A complete, exact copy of the records is needed here.

Website and app data records:
________
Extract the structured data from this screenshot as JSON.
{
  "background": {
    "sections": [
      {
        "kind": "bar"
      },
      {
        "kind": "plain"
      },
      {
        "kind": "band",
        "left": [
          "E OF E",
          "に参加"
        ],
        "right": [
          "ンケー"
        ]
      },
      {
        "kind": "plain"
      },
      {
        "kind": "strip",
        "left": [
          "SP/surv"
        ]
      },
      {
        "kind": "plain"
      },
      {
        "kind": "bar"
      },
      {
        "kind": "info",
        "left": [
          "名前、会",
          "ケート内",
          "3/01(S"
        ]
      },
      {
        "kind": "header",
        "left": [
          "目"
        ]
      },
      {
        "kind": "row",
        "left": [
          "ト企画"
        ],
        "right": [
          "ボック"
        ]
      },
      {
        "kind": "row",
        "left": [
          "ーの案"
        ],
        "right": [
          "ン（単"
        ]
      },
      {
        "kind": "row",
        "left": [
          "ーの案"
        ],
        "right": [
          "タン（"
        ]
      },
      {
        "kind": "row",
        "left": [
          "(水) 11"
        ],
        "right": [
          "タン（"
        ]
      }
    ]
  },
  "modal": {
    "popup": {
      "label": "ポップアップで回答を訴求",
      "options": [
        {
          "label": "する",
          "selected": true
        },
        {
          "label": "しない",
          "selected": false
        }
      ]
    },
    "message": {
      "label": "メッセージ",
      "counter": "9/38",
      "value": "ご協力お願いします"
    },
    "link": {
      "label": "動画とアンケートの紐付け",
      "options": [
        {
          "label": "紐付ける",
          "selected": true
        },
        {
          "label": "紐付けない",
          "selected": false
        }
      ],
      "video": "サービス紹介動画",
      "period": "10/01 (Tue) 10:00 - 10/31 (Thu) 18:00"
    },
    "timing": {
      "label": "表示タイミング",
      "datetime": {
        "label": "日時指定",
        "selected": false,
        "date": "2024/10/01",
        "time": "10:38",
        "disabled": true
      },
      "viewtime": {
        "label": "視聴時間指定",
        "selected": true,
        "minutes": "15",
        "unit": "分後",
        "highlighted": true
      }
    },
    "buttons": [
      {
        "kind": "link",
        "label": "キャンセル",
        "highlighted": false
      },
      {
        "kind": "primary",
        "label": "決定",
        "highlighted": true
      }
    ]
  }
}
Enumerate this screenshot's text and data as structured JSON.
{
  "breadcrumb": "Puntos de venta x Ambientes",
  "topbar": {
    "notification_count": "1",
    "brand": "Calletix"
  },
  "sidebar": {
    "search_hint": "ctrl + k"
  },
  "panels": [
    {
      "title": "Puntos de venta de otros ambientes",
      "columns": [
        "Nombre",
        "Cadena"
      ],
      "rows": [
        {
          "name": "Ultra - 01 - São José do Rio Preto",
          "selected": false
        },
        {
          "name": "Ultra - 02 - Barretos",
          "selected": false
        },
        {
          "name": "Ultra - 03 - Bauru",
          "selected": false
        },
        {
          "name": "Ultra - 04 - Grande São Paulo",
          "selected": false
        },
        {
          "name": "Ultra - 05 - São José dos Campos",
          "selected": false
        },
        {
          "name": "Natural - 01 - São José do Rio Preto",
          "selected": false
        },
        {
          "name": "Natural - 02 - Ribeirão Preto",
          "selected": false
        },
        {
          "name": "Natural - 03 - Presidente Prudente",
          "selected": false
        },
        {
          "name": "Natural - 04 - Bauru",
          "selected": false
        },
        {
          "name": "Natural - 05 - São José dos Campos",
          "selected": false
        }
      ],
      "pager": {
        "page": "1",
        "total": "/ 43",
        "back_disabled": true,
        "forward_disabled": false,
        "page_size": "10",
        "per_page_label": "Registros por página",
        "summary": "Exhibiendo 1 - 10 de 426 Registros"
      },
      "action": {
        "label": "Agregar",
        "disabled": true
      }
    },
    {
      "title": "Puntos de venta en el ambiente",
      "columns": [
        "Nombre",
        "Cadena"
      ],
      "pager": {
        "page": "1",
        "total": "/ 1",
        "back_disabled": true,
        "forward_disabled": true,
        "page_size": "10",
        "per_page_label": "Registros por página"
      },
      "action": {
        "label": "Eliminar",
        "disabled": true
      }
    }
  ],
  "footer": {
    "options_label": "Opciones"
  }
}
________
● YOUR RESPONSE
Extract the structured data from this screenshot as JSON.
{
  "background": {
    "sections": [
      {
        "kind": "bar"
      },
      {
        "kind": "plain"
      },
      {
        "kind": "band",
        "left": [
          "E OF E",
          "に参加"
        ],
        "right": [
          "ンケー"
        ]
      },
      {
        "kind": "plain"
      },
      {
        "kind": "strip",
        "left": [
          "SP/surv"
        ]
      },
      {
        "kind": "plain"
      },
      {
        "kind": "bar"
      },
      {
        "kind": "info",
        "left": [
          "名前、会",
          "ケート内",
          "3/01(S"
        ]
      },
      {
        "kind": "header",
        "left": [
          "目"
        ]
      },
      {
        "kind": "row",
        "left": [
          "ト企画"
        ],
        "right": [
          "ボック"
        ]
      },
      {
        "kind": "row",
        "left": [
          "ーの案"
        ],
        "right": [
          "ン（単"
        ]
      },
      {
        "kind": "row",
        "left": [
          "ーの案"
        ],
        "right": [
          "タン（"
        ]
      },
      {
        "kind": "row",
        "left": [
          "(水) 11"
        ],
        "right": [
          "タン（"
        ]
      }
    ]
  },
  "modal": {
    "popup": {
      "label": "ポップアップで回答を訴求",
      "options": [
        {
          "label": "する",
          "selected": true
        },
        {
          "label": "しない",
          "selected": false
        }
      ]
    },
    "message": {
      "label": "メッセージ",
      "counter": "9/38",
      "value": "ご協力お願いします"
    },
    "link": {
      "label": "動画とアンケートの紐付け",
      "options": [
        {
          "label": "紐付ける",
          "selected": true
        },
        {
          "label": "紐付けない",
          "selected": false
        }
      ],
      "video": "サービス紹介動画",
      "period": "10/01 (Tue) 10:00 - 10/31 (Thu) 18:00"
    },
    "timing": {
      "label": "表示タイミング",
      "datetime": {
        "label": "日時指定",
        "selected": false,
        "date": "2024/10/01",
        "time": "10:38",
        "disabled": true
      },
      "viewtime": {
        "label": "視聴時間指定",
        "selected": true,
        "minutes": "15",
        "unit": "分後",
        "highlighted": true
      }
    },
    "buttons": [
      {
        "kind": "link",
        "label": "キャンセル",
        "highlighted": false
      },
      {
        "kind": "primary",
        "label": "決定",
        "highlighted": true
      }
    ]
  }
}
Enumerate this screenshot's text and data as structured JSON.
{
  "breadcrumb": "Puntos de venta x Ambientes",
  "topbar": {
    "notification_count": "1",
    "brand": "Calletix"
  },
  "sidebar": {
    "search_hint": "ctrl + k"
  },
  "panels": [
    {
      "title": "Puntos de venta de otros ambientes",
      "columns": [
        "Nombre",
        "Cadena"
      ],
      "rows": [
        {
          "name": "Ultra - 01 - São José do Rio Preto",
          "selected": false
        },
        {
          "name": "Ultra - 02 - Barretos",
          "selected": false
        },
        {
          "name": "Ultra - 03 - Bauru",
          "selected": false
        },
        {
          "name": "Ultra - 04 - Grande São Paulo",
          "selected": false
        },
        {
          "name": "Ultra - 05 - São José dos Campos",
          "selected": false
        },
        {
          "name": "Natural - 01 - São José do Rio Preto",
          "selected": false
        },
        {
          "name": "Natural - 02 - Ribeirão Preto",
          "selected": false
        },
        {
          "name": "Natural - 03 - Presidente Prudente",
          "selected": false
        },
        {
          "name": "Natural - 04 - Bauru",
          "selected": false
        },
        {
          "name": "Natural - 05 - São José dos Campos",
          "selected": false
        }
      ],
      "pager": {
        "page": "1",
        "total": "/ 43",
        "back_disabled": true,
        "forward_disabled": false,
        "page_size": "10",
        "per_page_label": "Registros por página",
        "summary": "Exhibiendo 1 - 10 de 426 Registros"
      },
      "action": {
        "label": "Agregar",
        "disabled": true
      }
    },
    {
      "title": "Puntos de venta en el ambiente",
      "columns": [
        "Nombre",
        "Cadena"
      ],
      "pager": {
        "page": "1",
        "total": "/ 1",
        "back_disabled": true,
        "forward_disabled": true,
        "page_size": "10",
        "per_page_label": "Registros por página"
      },
      "action": {
        "label": "Eliminar",
        "disabled": true
      }
    }
  ],
  "footer": {
    "options_label": "Opciones"
  }
}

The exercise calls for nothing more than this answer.